Please copy each line below that contains the word "Contract".

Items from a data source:

______________________________

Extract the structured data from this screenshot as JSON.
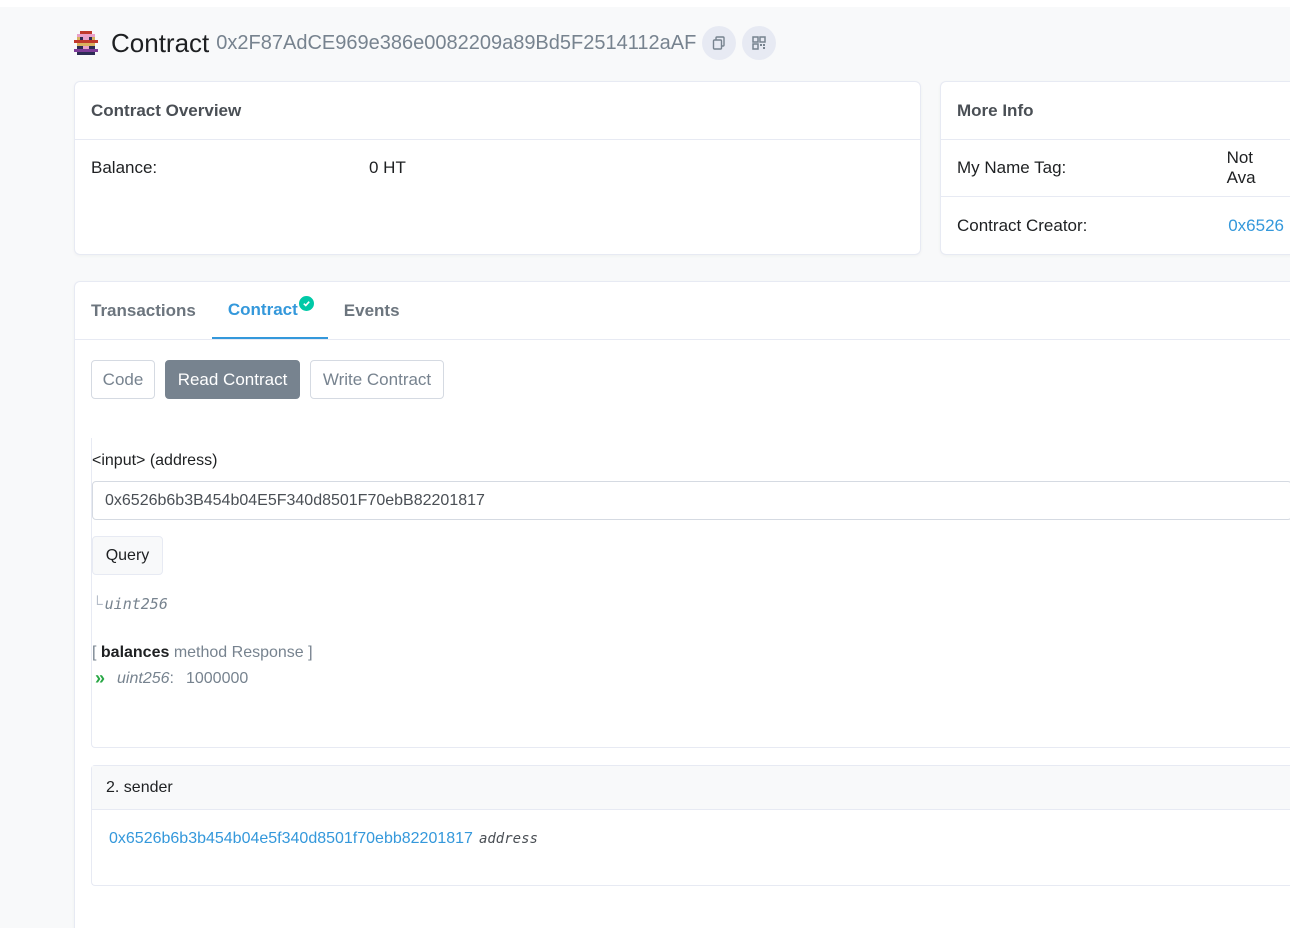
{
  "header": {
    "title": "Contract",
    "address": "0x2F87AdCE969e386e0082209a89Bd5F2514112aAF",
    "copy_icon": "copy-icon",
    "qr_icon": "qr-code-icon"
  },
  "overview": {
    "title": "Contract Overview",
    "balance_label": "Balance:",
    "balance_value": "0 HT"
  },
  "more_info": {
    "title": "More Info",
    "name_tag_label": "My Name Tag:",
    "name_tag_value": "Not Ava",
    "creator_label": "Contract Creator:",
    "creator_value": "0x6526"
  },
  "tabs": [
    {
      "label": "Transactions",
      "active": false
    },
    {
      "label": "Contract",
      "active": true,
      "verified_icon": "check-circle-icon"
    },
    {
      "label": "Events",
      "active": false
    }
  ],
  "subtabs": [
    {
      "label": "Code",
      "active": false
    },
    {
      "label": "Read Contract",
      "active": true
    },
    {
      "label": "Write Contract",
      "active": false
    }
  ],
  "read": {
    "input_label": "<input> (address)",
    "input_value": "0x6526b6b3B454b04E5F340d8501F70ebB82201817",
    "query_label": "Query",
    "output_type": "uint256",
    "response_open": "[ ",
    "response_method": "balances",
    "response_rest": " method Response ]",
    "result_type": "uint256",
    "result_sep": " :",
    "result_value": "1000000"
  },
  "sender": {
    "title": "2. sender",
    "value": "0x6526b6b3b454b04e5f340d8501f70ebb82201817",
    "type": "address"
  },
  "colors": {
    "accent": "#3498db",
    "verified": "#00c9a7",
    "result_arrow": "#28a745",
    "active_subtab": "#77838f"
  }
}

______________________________

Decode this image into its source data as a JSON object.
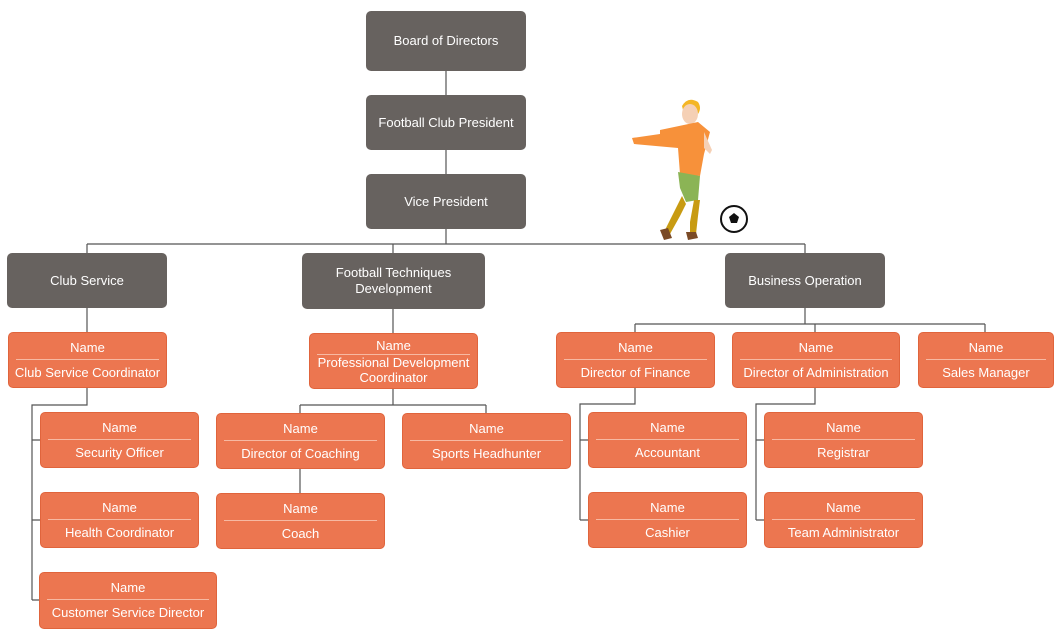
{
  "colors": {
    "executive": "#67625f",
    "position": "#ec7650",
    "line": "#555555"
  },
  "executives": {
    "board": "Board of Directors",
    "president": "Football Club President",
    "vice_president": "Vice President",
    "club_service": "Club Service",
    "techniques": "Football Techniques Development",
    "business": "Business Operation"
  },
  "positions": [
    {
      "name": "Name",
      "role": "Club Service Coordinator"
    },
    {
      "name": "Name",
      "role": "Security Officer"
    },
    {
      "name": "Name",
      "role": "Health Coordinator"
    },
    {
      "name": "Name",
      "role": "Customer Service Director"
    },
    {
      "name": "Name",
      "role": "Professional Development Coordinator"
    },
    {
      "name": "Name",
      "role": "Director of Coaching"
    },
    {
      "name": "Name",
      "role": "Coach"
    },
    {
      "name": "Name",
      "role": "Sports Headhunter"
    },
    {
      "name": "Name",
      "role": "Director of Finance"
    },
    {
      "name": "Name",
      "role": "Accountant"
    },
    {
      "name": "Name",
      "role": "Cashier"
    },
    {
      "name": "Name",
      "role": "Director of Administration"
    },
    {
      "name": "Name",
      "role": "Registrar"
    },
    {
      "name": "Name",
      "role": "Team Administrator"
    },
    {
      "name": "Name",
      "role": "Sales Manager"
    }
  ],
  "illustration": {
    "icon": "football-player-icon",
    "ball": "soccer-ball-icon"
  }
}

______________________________

Written response:
    "title": "Contract",
    "title": "Contract Overview",
    "creator_label": "Contract Creator:",
      "label": "Contract",
      "label": "Read Contract",
      "label": "Write Contract",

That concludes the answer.